(THE DATA)

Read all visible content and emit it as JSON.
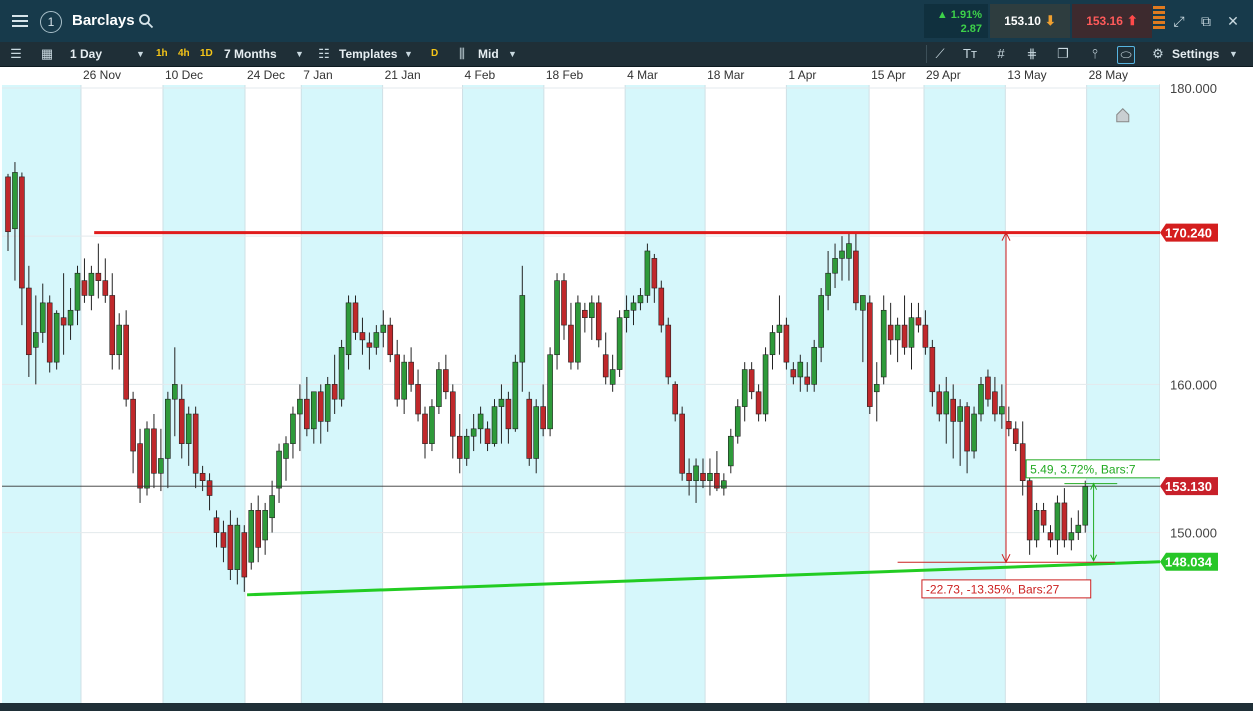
{
  "header": {
    "symbol": "Barclays",
    "account_number": "1",
    "change_pct": "▲ 1.91%",
    "change_abs": "2.87",
    "bid": "153.10",
    "ask": "153.16"
  },
  "toolbar": {
    "interval": "1 Day",
    "quick_1h": "1h",
    "quick_4h": "4h",
    "quick_1d": "1D",
    "range": "7 Months",
    "templates": "Templates",
    "d_label": "D",
    "price_type": "Mid",
    "settings": "Settings"
  },
  "chart_data": {
    "type": "candlestick",
    "x_tick_labels": [
      "26 Nov",
      "10 Dec",
      "24 Dec",
      "7 Jan",
      "21 Jan",
      "4 Feb",
      "18 Feb",
      "4 Mar",
      "18 Mar",
      "1 Apr",
      "15 Apr",
      "29 Apr",
      "13 May",
      "28 May"
    ],
    "y_tick_labels": [
      "180.000",
      "170.000",
      "160.000",
      "150.000"
    ],
    "ylim": [
      138.5,
      180.2
    ],
    "y_visible_ticks": [
      180,
      170,
      160,
      150
    ],
    "grid": true,
    "colors": {
      "up": "#2e9a3a",
      "down": "#c0282b",
      "resistance": "#e01b1b",
      "support": "#22cc22",
      "band": "#d6f7fb",
      "measure_up": "#22aa22",
      "measure_down": "#cc2020"
    },
    "current_price": 153.13,
    "current_price_label": "153.130",
    "resistance": {
      "value": 170.24,
      "label": "170.240",
      "start": "26 Nov"
    },
    "support": {
      "value": 148.034,
      "label": "148.034",
      "start_value": 145.8,
      "start": "24 Dec"
    },
    "measure_down_label": "-22.73, -13.35%, Bars:27",
    "measure_up_label": "5.49, 3.72%, Bars:7",
    "candles": [
      [
        174.0,
        174.2,
        169.0,
        170.3
      ],
      [
        170.5,
        175.0,
        167.0,
        174.3
      ],
      [
        174.0,
        174.3,
        164.0,
        166.5
      ],
      [
        166.5,
        168.0,
        160.5,
        162.0
      ],
      [
        162.5,
        166.0,
        160.0,
        163.5
      ],
      [
        163.5,
        166.8,
        162.8,
        165.5
      ],
      [
        165.5,
        166.0,
        160.8,
        161.5
      ],
      [
        161.5,
        165.0,
        161.0,
        164.8
      ],
      [
        164.5,
        167.5,
        162.0,
        164.0
      ],
      [
        164.0,
        166.5,
        163.0,
        165.0
      ],
      [
        165.0,
        168.0,
        164.0,
        167.5
      ],
      [
        167.0,
        168.5,
        165.5,
        166.0
      ],
      [
        166.0,
        168.0,
        165.0,
        167.5
      ],
      [
        167.5,
        169.5,
        165.8,
        167.0
      ],
      [
        167.0,
        168.5,
        165.5,
        166.0
      ],
      [
        166.0,
        167.5,
        161.0,
        162.0
      ],
      [
        162.0,
        164.8,
        161.0,
        164.0
      ],
      [
        164.0,
        165.0,
        158.5,
        159.0
      ],
      [
        159.0,
        159.5,
        154.0,
        155.5
      ],
      [
        156.0,
        157.0,
        152.0,
        153.0
      ],
      [
        153.0,
        157.5,
        152.5,
        157.0
      ],
      [
        157.0,
        158.0,
        153.0,
        154.0
      ],
      [
        154.0,
        157.0,
        152.8,
        155.0
      ],
      [
        155.0,
        159.5,
        153.0,
        159.0
      ],
      [
        159.0,
        162.5,
        156.5,
        160.0
      ],
      [
        159.0,
        160.0,
        155.0,
        156.0
      ],
      [
        156.0,
        158.5,
        154.5,
        158.0
      ],
      [
        158.0,
        158.5,
        153.0,
        154.0
      ],
      [
        154.0,
        154.5,
        152.8,
        153.5
      ],
      [
        153.5,
        154.0,
        151.5,
        152.5
      ],
      [
        151.0,
        151.5,
        149.0,
        150.0
      ],
      [
        150.0,
        150.8,
        148.0,
        149.0
      ],
      [
        150.5,
        151.5,
        146.8,
        147.5
      ],
      [
        147.5,
        151.0,
        146.5,
        150.5
      ],
      [
        150.0,
        150.5,
        146.0,
        147.0
      ],
      [
        148.0,
        152.0,
        147.5,
        151.5
      ],
      [
        151.5,
        152.5,
        148.0,
        149.0
      ],
      [
        149.5,
        152.0,
        148.5,
        151.5
      ],
      [
        151.0,
        153.5,
        150.0,
        152.5
      ],
      [
        153.0,
        156.0,
        152.0,
        155.5
      ],
      [
        155.0,
        156.5,
        153.5,
        156.0
      ],
      [
        156.0,
        158.5,
        155.0,
        158.0
      ],
      [
        158.0,
        160.0,
        155.5,
        159.0
      ],
      [
        159.0,
        160.5,
        156.5,
        157.0
      ],
      [
        157.0,
        159.5,
        156.0,
        159.5
      ],
      [
        159.5,
        160.0,
        156.0,
        157.5
      ],
      [
        157.5,
        160.5,
        156.8,
        160.0
      ],
      [
        160.0,
        162.0,
        158.0,
        159.0
      ],
      [
        159.0,
        163.0,
        158.5,
        162.5
      ],
      [
        162.0,
        166.0,
        161.0,
        165.5
      ],
      [
        165.5,
        166.0,
        163.0,
        163.5
      ],
      [
        163.5,
        164.5,
        162.0,
        163.0
      ],
      [
        162.8,
        163.5,
        161.0,
        162.5
      ],
      [
        162.5,
        164.0,
        162.0,
        163.5
      ],
      [
        163.5,
        165.0,
        162.5,
        164.0
      ],
      [
        164.0,
        164.5,
        161.5,
        162.0
      ],
      [
        162.0,
        163.0,
        158.5,
        159.0
      ],
      [
        159.0,
        162.0,
        158.0,
        161.5
      ],
      [
        161.5,
        162.5,
        159.5,
        160.0
      ],
      [
        160.0,
        161.0,
        157.5,
        158.0
      ],
      [
        158.0,
        158.5,
        155.0,
        156.0
      ],
      [
        156.0,
        159.0,
        155.5,
        158.5
      ],
      [
        158.5,
        161.5,
        158.0,
        161.0
      ],
      [
        161.0,
        162.0,
        159.0,
        159.5
      ],
      [
        159.5,
        160.0,
        155.0,
        156.5
      ],
      [
        156.5,
        158.0,
        154.0,
        155.0
      ],
      [
        155.0,
        157.0,
        154.5,
        156.5
      ],
      [
        156.5,
        158.0,
        155.5,
        157.0
      ],
      [
        157.0,
        158.5,
        156.0,
        158.0
      ],
      [
        157.0,
        157.5,
        155.5,
        156.0
      ],
      [
        156.0,
        159.0,
        155.8,
        158.5
      ],
      [
        158.5,
        160.0,
        156.0,
        159.0
      ],
      [
        159.0,
        159.5,
        156.0,
        157.0
      ],
      [
        157.0,
        162.0,
        156.8,
        161.5
      ],
      [
        161.5,
        168.0,
        159.5,
        166.0
      ],
      [
        159.0,
        159.5,
        154.5,
        155.0
      ],
      [
        155.0,
        159.0,
        154.0,
        158.5
      ],
      [
        158.5,
        160.0,
        156.5,
        157.0
      ],
      [
        157.0,
        162.5,
        156.5,
        162.0
      ],
      [
        162.0,
        167.5,
        161.0,
        167.0
      ],
      [
        167.0,
        167.5,
        163.0,
        164.0
      ],
      [
        164.0,
        165.5,
        161.0,
        161.5
      ],
      [
        161.5,
        166.0,
        161.0,
        165.5
      ],
      [
        165.0,
        165.5,
        163.5,
        164.5
      ],
      [
        164.5,
        166.0,
        163.0,
        165.5
      ],
      [
        165.5,
        166.0,
        162.5,
        163.0
      ],
      [
        162.0,
        163.5,
        160.0,
        160.5
      ],
      [
        160.0,
        162.0,
        159.5,
        161.0
      ],
      [
        161.0,
        165.0,
        160.5,
        164.5
      ],
      [
        164.5,
        166.0,
        163.5,
        165.0
      ],
      [
        165.0,
        166.0,
        164.0,
        165.5
      ],
      [
        165.5,
        166.5,
        165.0,
        166.0
      ],
      [
        166.0,
        169.5,
        165.5,
        169.0
      ],
      [
        168.5,
        168.8,
        165.5,
        166.5
      ],
      [
        166.5,
        167.0,
        163.5,
        164.0
      ],
      [
        164.0,
        164.5,
        160.0,
        160.5
      ],
      [
        160.0,
        160.2,
        157.5,
        158.0
      ],
      [
        158.0,
        158.5,
        153.5,
        154.0
      ],
      [
        154.0,
        155.0,
        152.5,
        153.5
      ],
      [
        153.5,
        155.0,
        152.0,
        154.5
      ],
      [
        154.0,
        155.0,
        153.0,
        153.5
      ],
      [
        153.5,
        155.0,
        152.5,
        154.0
      ],
      [
        154.0,
        155.5,
        152.8,
        153.0
      ],
      [
        153.0,
        154.0,
        152.5,
        153.5
      ],
      [
        154.5,
        157.0,
        154.0,
        156.5
      ],
      [
        156.5,
        159.0,
        156.0,
        158.5
      ],
      [
        158.5,
        161.5,
        157.5,
        161.0
      ],
      [
        161.0,
        161.5,
        159.0,
        159.5
      ],
      [
        159.5,
        160.0,
        157.5,
        158.0
      ],
      [
        158.0,
        162.5,
        157.5,
        162.0
      ],
      [
        162.0,
        164.0,
        161.0,
        163.5
      ],
      [
        163.5,
        166.0,
        162.0,
        164.0
      ],
      [
        164.0,
        164.5,
        161.0,
        161.5
      ],
      [
        161.0,
        161.5,
        160.0,
        160.5
      ],
      [
        160.5,
        162.0,
        159.5,
        161.5
      ],
      [
        160.5,
        161.5,
        159.5,
        160.0
      ],
      [
        160.0,
        163.0,
        159.5,
        162.5
      ],
      [
        162.5,
        166.5,
        161.5,
        166.0
      ],
      [
        166.0,
        169.0,
        165.0,
        167.5
      ],
      [
        167.5,
        169.5,
        166.5,
        168.5
      ],
      [
        168.5,
        170.0,
        167.0,
        169.0
      ],
      [
        168.5,
        170.2,
        167.0,
        169.5
      ],
      [
        169.0,
        170.2,
        165.0,
        165.5
      ],
      [
        165.0,
        166.0,
        161.5,
        166.0
      ],
      [
        165.5,
        166.0,
        158.0,
        158.5
      ],
      [
        159.5,
        161.5,
        157.5,
        160.0
      ],
      [
        160.5,
        166.0,
        160.0,
        165.0
      ],
      [
        164.0,
        165.5,
        162.0,
        163.0
      ],
      [
        163.0,
        164.5,
        161.5,
        164.0
      ],
      [
        164.0,
        166.0,
        162.0,
        162.5
      ],
      [
        162.5,
        165.5,
        161.0,
        164.5
      ],
      [
        164.5,
        165.5,
        163.5,
        164.0
      ],
      [
        164.0,
        165.0,
        162.0,
        162.5
      ],
      [
        162.5,
        163.0,
        158.5,
        159.5
      ],
      [
        159.5,
        160.0,
        157.5,
        158.0
      ],
      [
        158.0,
        160.5,
        156.0,
        159.5
      ],
      [
        159.0,
        160.0,
        155.0,
        157.5
      ],
      [
        157.5,
        159.0,
        154.5,
        158.5
      ],
      [
        158.5,
        158.8,
        154.0,
        155.5
      ],
      [
        155.5,
        158.5,
        155.0,
        158.0
      ],
      [
        158.0,
        160.5,
        157.5,
        160.0
      ],
      [
        160.5,
        161.0,
        158.5,
        159.0
      ],
      [
        159.5,
        160.5,
        157.5,
        158.0
      ],
      [
        158.0,
        160.0,
        157.0,
        158.5
      ],
      [
        157.5,
        158.5,
        156.5,
        157.0
      ],
      [
        157.0,
        157.5,
        155.5,
        156.0
      ],
      [
        156.0,
        157.5,
        152.5,
        153.5
      ],
      [
        153.5,
        153.8,
        148.5,
        149.5
      ],
      [
        149.5,
        152.0,
        149.0,
        151.5
      ],
      [
        151.5,
        152.0,
        150.0,
        150.5
      ],
      [
        150.0,
        150.5,
        149.0,
        149.5
      ],
      [
        149.5,
        152.5,
        148.5,
        152.0
      ],
      [
        152.0,
        153.0,
        149.0,
        149.5
      ],
      [
        149.5,
        151.0,
        148.8,
        150.0
      ],
      [
        150.0,
        151.5,
        149.5,
        150.5
      ],
      [
        150.5,
        153.5,
        150.0,
        153.1
      ]
    ]
  }
}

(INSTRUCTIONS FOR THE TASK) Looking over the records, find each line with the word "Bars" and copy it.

(ANSWER BOX)
    "measure_down_label": "-22.73, -13.35%, Bars:27",
    "measure_up_label": "5.49, 3.72%, Bars:7",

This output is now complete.